A line judge or LJ in football is an official that lines up on the line of scrimmage opposite the down judge. The line judge helps the down judge with calling penalties around the line of scrimmage.
As the play progresses line judges are responsible for making calls on plays that end up near their position on the sideline. Line judges line up behind the line of scrimmage on field goals and punts to determine if any players are offside or encroaching.
Common calls made by this official include:
- illegal forward throw
Every Down Responsibilities
Depending on whether the offense decides to run or pass the ball a line judge will have different responsibilities. Though there are a few tasks that they must do each and every play.
Watch The Line
Along with the down Judge, the line judge is always responsible for watching the line of scrimmage for encroachment and offside.
Regardless of the play, this official will always have an eye on the line of scrimmage. Oftentimes you will notice wide receivers pointing to officials to determine whether or not they are onside.
The officials these plays are checking with are the down judge and line judge.
Counting Offensive Players
Another responsibility of the line judge is to count the number of offensive players on the field. If there are more than eleven players the line judge will call a penalty for too many men on the field.
The line judge has this duty on all plays including punts.
Line judges are also responsible for ruling on plays that occur near the sideline on his half of the field. This may include calling fumbles, players in bounds as well as complete or incomplete passes.
Since the line judge is so close to the line of scrimmage they have quite a few responsibilities when it comes to the passing game. First off the LJ will check out the formation to determine which receivers he is responsible for.
The line judge must then be prepared to rule on pass interference, holding or illegal contact occurring amongst the receivers and defensive backs he is responsible for watching.
Additionally, if a play ends up in the LJ’s vicinity he must make calls regarding whether the pass was complete. As well as if the receiver was inbounds or not when the catch was made.
When a pass is thrown in the direction of the LJ he must also determine if the throw was a forward pass or a lateral. This official must also determine if the passer was behind the line of scrimmage when the pass was thrown.
The first responsibility of the LJ on running plays is to watch for false starts, offsides, or encroachment amongst any player on the defense or offense.
The LJ then must watch the blockers and defenders on his side of the field for penalties. Common penalties such as holding, illegal contact, illegal blocks are the sorts of things this official will be looking for.
They are then responsible for watching his sideline to determine if the ball carrier forward progress is stopped or he steps out of bounds. At this point, the LJ must mark the location in which the ball carrier progressed the ball to.
On special teams this official has several responsibilities. On the kickoff, this official is lined up on the receiving team’s goal line. If the ball travels out of bounds before the endzone it is this official that makes the call.

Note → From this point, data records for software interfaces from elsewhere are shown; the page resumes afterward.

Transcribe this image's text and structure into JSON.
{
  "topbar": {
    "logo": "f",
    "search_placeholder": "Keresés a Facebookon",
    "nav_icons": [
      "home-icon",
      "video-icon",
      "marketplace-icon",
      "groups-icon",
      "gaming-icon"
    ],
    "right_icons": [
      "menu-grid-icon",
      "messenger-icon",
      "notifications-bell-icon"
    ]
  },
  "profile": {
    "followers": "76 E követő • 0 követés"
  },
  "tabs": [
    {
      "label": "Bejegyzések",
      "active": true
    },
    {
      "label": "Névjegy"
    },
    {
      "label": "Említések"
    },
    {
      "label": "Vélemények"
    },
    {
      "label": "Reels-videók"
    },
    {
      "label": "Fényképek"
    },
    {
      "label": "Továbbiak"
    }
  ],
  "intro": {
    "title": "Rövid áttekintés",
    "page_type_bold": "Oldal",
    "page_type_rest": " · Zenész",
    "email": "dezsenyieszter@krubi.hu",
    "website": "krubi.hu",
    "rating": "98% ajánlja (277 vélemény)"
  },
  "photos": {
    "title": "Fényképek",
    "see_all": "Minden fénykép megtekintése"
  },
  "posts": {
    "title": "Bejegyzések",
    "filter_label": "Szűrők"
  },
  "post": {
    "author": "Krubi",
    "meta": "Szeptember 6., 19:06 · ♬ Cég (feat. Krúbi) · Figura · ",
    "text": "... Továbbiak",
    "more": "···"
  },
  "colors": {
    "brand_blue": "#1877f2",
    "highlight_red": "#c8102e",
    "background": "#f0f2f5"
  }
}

The LJ is also responsible for counting the number of players receiving the kickoff.
On punts, the LJ must watch the line of scrimmage to determine if any players on either side of the ball move early.
On field goals or extra-point attempts this official lines up at the line of scrimmage and calls offsides, encroachments, and false starts.
The positioning for a LJ is very straightforward. On almost every play the line judge will line up on the line of scrimmage across from the down judge.
It is only on kickoffs that this official lines up far from balls starting location.